___ Data for the task
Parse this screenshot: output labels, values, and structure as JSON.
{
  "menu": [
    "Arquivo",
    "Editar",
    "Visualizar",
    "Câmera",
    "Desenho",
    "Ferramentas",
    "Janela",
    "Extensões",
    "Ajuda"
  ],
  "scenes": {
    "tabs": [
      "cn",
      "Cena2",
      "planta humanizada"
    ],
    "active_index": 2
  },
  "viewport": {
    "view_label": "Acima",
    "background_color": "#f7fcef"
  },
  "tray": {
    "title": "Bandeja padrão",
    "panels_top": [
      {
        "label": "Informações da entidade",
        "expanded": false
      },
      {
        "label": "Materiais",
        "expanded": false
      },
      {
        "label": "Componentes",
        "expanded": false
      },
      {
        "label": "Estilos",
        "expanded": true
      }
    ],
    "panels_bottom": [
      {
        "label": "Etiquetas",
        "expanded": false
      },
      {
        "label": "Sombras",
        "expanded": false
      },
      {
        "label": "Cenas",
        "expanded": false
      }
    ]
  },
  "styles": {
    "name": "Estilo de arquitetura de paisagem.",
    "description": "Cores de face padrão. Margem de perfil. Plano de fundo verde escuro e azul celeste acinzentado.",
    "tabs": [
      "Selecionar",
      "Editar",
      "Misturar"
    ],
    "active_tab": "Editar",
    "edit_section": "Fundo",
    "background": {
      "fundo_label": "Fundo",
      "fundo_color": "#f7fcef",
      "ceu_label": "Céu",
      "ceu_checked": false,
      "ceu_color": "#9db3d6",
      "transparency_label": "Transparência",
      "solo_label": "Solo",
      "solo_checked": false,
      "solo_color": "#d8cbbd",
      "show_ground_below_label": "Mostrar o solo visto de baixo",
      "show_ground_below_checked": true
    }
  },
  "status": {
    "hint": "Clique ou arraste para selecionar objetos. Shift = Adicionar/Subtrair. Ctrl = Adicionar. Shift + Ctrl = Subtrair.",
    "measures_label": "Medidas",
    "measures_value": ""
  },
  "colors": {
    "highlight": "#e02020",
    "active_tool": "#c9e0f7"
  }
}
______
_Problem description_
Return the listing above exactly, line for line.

_Result_
Parse this screenshot: output labels, values, and structure as JSON.
{
  "menu": [
    "Arquivo",
    "Editar",
    "Visualizar",
    "Câmera",
    "Desenho",
    "Ferramentas",
    "Janela",
    "Extensões",
    "Ajuda"
  ],
  "scenes": {
    "tabs": [
      "cn",
      "Cena2",
      "planta humanizada"
    ],
    "active_index": 2
  },
  "viewport": {
    "view_label": "Acima",
    "background_color": "#f7fcef"
  },
  "tray": {
    "title": "Bandeja padrão",
    "panels_top": [
      {
        "label": "Informações da entidade",
        "expanded": false
      },
      {
        "label": "Materiais",
        "expanded": false
      },
      {
        "label": "Componentes",
        "expanded": false
      },
      {
        "label": "Estilos",
        "expanded": true
      }
    ],
    "panels_bottom": [
      {
        "label": "Etiquetas",
        "expanded": false
      },
      {
        "label": "Sombras",
        "expanded": false
      },
      {
        "label": "Cenas",
        "expanded": false
      }
    ]
  },
  "styles": {
    "name": "Estilo de arquitetura de paisagem.",
    "description": "Cores de face padrão. Margem de perfil. Plano de fundo verde escuro e azul celeste acinzentado.",
    "tabs": [
      "Selecionar",
      "Editar",
      "Misturar"
    ],
    "active_tab": "Editar",
    "edit_section": "Fundo",
    "background": {
      "fundo_label": "Fundo",
      "fundo_color": "#f7fcef",
      "ceu_label": "Céu",
      "ceu_checked": false,
      "ceu_color": "#9db3d6",
      "transparency_label": "Transparência",
      "solo_label": "Solo",
      "solo_checked": false,
      "solo_color": "#d8cbbd",
      "show_ground_below_label": "Mostrar o solo visto de baixo",
      "show_ground_below_checked": true
    }
  },
  "status": {
    "hint": "Clique ou arraste para selecionar objetos. Shift = Adicionar/Subtrair. Ctrl = Adicionar. Shift + Ctrl = Subtrair.",
    "measures_label": "Medidas",
    "measures_value": ""
  },
  "colors": {
    "highlight": "#e02020",
    "active_tool": "#c9e0f7"
  }
}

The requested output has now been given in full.